[Data about app and page elements]

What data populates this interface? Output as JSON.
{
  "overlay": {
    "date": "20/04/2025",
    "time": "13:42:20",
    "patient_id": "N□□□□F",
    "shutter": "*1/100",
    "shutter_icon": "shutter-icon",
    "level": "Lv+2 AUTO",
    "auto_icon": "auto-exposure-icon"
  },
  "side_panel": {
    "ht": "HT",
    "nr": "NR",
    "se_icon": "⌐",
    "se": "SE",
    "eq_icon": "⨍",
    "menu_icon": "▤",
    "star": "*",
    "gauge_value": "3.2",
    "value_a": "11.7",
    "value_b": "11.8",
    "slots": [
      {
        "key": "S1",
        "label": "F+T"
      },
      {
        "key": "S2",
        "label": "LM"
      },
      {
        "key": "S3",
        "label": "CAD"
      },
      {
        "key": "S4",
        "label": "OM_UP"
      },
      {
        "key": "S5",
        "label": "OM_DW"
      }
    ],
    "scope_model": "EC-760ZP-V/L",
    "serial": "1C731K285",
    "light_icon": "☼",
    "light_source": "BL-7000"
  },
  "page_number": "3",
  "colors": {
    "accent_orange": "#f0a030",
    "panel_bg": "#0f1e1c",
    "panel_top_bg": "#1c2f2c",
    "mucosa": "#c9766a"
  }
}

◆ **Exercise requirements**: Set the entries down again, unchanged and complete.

◆ **Response**:
What data populates this interface? Output as JSON.
{
  "overlay": {
    "date": "20/04/2025",
    "time": "13:42:20",
    "patient_id": "N□□□□F",
    "shutter": "*1/100",
    "shutter_icon": "shutter-icon",
    "level": "Lv+2 AUTO",
    "auto_icon": "auto-exposure-icon"
  },
  "side_panel": {
    "ht": "HT",
    "nr": "NR",
    "se_icon": "⌐",
    "se": "SE",
    "eq_icon": "⨍",
    "menu_icon": "▤",
    "star": "*",
    "gauge_value": "3.2",
    "value_a": "11.7",
    "value_b": "11.8",
    "slots": [
      {
        "key": "S1",
        "label": "F+T"
      },
      {
        "key": "S2",
        "label": "LM"
      },
      {
        "key": "S3",
        "label": "CAD"
      },
      {
        "key": "S4",
        "label": "OM_UP"
      },
      {
        "key": "S5",
        "label": "OM_DW"
      }
    ],
    "scope_model": "EC-760ZP-V/L",
    "serial": "1C731K285",
    "light_icon": "☼",
    "light_source": "BL-7000"
  },
  "page_number": "3",
  "colors": {
    "accent_orange": "#f0a030",
    "panel_bg": "#0f1e1c",
    "panel_top_bg": "#1c2f2c",
    "mucosa": "#c9766a"
  }
}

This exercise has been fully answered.